Investor charged, settles in Delta Petroleum case
The owner of a Denver investment firm has agreed to pay nearly $900,000 to settle insider trading charges by the Securities and Exchange Commission in connection with transactions involving the former Delta Petroleum.
The SEC said in a news release that it had charged Scott Reiman, 48, “a prominent Denver-based businessman,” Monday as part of an investigation that also has led to SEC charges against two other men.
The charges related to alleged trading based on inside information prior to Delta’s announcement that private investment firm Tracinda was buying $684 million in Delta stock.
Delta held oil and gas interests centered in the Collbran area. It eventually went through bankruptcy reorganization, changed its name to Par Petroleum Corp. last year and pooled its assets in Mesa and Garfield counties with Laramie Energy II in a joint venture.
The SEC previously had accused Robert Parker, the former chief executive officer of Delta, and Denver insurance executive and close friend to Parker, Michael Van Gilder, in the case. The agency contends Parker tipped off Van Gilder and Reiman as he was communicating with Tracinda, owned by billionaire Kirk Kerkorian, while it was considering buying a 35 percent stake in the company.
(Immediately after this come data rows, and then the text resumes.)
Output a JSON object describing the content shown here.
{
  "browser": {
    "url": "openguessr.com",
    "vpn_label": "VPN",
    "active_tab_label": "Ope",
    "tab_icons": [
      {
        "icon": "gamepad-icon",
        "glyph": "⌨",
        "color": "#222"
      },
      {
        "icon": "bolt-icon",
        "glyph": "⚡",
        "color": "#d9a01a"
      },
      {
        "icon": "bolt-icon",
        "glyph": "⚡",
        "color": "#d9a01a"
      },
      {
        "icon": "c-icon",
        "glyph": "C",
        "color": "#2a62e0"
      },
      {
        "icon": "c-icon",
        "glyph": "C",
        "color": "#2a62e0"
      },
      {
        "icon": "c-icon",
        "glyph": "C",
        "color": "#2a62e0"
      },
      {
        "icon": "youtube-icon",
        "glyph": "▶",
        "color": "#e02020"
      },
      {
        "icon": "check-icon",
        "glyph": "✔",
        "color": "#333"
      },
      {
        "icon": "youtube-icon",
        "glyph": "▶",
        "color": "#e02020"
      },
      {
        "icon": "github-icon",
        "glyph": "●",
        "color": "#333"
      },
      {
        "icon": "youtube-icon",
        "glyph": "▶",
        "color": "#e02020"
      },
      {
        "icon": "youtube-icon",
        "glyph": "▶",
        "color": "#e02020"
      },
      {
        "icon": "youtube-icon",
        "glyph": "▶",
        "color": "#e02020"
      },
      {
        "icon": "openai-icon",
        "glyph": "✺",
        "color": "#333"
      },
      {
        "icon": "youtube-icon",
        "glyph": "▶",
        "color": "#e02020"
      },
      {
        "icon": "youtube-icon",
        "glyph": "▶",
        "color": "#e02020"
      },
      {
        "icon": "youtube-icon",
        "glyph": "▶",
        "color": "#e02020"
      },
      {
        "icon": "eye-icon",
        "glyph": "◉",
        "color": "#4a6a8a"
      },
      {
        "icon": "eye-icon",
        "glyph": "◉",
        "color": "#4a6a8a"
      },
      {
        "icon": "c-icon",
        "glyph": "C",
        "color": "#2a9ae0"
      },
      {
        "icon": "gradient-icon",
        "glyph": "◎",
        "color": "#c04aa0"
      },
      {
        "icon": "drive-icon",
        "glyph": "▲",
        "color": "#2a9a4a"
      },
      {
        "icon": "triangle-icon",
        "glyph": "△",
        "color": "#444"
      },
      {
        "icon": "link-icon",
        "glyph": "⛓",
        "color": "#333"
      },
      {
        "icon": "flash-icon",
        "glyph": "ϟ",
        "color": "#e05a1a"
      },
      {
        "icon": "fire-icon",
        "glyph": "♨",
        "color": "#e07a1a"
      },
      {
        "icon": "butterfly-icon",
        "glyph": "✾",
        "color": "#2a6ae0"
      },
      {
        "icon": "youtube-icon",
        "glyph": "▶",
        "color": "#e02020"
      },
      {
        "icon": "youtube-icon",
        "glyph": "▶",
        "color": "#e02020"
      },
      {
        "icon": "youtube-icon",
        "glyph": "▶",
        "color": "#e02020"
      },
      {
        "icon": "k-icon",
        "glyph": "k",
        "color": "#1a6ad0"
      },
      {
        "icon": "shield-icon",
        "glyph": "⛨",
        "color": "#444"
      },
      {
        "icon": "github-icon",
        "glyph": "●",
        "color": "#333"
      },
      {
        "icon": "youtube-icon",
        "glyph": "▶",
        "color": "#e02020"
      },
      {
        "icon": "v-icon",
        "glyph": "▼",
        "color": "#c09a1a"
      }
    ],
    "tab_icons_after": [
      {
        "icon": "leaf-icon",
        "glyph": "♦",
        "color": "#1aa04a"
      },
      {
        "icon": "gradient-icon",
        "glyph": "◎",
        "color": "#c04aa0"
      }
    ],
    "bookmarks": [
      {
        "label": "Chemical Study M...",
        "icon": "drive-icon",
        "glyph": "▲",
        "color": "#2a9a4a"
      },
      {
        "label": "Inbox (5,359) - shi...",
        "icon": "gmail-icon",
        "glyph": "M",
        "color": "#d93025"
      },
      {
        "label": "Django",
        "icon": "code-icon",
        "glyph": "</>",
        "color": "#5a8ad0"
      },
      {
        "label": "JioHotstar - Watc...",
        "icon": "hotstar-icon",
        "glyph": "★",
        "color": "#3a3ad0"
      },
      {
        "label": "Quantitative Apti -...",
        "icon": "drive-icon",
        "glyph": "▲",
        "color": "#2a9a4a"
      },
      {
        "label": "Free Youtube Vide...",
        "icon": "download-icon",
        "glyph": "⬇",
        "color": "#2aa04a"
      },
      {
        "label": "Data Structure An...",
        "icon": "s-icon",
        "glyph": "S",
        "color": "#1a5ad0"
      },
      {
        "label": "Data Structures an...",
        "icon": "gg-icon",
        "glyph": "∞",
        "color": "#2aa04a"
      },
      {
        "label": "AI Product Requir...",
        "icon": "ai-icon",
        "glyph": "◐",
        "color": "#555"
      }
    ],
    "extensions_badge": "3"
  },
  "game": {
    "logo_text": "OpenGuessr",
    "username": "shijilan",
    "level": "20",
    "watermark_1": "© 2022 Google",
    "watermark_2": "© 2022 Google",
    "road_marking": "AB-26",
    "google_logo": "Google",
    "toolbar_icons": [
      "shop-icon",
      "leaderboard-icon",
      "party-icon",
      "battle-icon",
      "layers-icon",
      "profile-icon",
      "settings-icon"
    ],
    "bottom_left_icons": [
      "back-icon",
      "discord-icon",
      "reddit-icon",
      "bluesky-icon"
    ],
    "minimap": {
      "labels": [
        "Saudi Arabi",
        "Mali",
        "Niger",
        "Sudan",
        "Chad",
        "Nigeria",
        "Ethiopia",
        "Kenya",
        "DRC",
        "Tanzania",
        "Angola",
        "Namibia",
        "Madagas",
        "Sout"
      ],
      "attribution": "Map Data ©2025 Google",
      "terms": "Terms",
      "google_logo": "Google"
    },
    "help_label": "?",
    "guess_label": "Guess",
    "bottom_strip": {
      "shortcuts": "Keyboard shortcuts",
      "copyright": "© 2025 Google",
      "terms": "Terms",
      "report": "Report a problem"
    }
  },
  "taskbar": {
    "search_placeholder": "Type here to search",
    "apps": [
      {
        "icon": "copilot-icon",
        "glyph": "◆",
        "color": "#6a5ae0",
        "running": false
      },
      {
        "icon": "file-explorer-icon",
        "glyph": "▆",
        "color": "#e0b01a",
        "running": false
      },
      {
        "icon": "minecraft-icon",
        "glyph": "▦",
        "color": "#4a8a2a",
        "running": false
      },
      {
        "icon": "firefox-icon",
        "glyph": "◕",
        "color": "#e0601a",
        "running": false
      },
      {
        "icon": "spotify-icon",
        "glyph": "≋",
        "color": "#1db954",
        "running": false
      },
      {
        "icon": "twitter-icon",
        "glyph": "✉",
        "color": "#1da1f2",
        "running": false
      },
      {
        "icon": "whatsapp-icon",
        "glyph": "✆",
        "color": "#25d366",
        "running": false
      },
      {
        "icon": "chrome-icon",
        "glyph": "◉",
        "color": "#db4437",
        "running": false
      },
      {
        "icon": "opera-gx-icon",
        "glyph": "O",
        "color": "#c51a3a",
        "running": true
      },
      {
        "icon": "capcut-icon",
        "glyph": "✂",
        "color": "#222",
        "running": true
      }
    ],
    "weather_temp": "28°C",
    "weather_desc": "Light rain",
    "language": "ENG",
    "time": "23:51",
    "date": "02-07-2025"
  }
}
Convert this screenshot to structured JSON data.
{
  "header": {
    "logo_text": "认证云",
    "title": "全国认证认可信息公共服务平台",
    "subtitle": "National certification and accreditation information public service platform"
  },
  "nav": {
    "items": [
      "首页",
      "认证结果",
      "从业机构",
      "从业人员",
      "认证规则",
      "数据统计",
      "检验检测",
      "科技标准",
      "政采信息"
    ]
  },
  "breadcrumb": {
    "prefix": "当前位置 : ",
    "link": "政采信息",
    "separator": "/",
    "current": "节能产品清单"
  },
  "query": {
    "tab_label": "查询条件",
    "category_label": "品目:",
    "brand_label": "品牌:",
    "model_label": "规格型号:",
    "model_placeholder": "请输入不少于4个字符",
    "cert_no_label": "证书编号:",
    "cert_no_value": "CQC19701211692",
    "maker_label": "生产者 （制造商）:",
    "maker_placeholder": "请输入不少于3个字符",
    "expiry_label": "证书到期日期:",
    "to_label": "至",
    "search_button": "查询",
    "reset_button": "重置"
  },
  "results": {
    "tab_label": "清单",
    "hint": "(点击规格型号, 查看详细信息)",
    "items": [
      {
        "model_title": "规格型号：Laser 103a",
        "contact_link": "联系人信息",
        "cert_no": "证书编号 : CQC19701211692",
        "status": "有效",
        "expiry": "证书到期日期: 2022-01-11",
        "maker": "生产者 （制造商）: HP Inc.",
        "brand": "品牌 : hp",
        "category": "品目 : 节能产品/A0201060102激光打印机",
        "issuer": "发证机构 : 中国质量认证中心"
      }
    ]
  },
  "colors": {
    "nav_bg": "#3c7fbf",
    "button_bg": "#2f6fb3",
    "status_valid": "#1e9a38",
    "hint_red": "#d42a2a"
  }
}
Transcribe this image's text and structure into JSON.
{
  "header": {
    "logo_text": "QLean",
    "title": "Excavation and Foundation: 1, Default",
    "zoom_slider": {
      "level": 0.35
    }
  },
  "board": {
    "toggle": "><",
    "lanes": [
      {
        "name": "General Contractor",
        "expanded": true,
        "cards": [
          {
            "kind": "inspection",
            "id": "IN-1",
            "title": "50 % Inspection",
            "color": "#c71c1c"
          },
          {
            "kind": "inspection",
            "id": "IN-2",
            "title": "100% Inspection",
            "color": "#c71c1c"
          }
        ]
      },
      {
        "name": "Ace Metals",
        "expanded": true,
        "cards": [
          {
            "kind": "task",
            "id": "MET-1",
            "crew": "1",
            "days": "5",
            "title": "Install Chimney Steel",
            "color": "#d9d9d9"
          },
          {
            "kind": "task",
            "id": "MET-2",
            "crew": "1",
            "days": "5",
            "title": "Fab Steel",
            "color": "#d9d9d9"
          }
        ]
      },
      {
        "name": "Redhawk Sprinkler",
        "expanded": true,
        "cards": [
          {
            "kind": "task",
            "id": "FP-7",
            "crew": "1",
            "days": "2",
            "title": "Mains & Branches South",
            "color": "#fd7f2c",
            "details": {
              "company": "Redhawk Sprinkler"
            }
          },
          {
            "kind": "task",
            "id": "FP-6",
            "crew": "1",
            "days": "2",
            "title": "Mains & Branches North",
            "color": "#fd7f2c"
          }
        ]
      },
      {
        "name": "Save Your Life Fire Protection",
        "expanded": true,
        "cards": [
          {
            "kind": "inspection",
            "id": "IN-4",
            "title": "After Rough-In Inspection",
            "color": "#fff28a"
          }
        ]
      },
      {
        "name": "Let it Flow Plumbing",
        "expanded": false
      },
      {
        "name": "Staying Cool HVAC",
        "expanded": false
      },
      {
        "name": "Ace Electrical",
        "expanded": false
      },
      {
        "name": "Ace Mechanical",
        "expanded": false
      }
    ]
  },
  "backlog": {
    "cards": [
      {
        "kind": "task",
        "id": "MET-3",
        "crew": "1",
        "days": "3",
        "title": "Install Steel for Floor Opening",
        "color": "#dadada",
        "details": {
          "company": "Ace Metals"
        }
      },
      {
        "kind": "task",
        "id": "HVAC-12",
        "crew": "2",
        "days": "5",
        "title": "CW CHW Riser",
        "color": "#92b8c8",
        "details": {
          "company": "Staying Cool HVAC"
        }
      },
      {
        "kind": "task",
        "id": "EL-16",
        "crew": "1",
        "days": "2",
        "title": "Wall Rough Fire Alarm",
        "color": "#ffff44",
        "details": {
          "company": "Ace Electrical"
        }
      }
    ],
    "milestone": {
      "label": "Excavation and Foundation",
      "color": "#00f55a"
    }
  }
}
The SEC said Reiman bought Delta stocks or stock option contracts on three occasions based on tips from Parker, in one case acting within minutes after getting off the phone with Parker.
It said Tracinda eventually bought Delta shares in 2007 at a price 23 percent above Delta’s stock price at the time, and that Reiman benefited from a resulting jump of almost 20 percent in Delta’s stock price.
“Reiman took advantage of highly confidential information that he obtained through his friendship with Parker and traded on it for significant and entirely illegal profits,” Daniel M. Hawke, chief of the SEC Enforcement Division’s Market Abuse Unit, said in a news release.
Under the settlement, Reiman agreed to pay the U.S. Treasury $398,000 for what the SEC calls “disgorgement” of ill-gotten gains, along with a $398,000 penalty and prejudgment interest of $93,567. Reiman neither admitted nor denied the charges, the agency said.
Reiman is the founder and president of the Denver-based investment firm Hexagon Inc. The settlement bars Reiman from the securities industry, with the right to apply for re-entry after five years. It also prohibits him from acting as an officer or director of any public company for five years.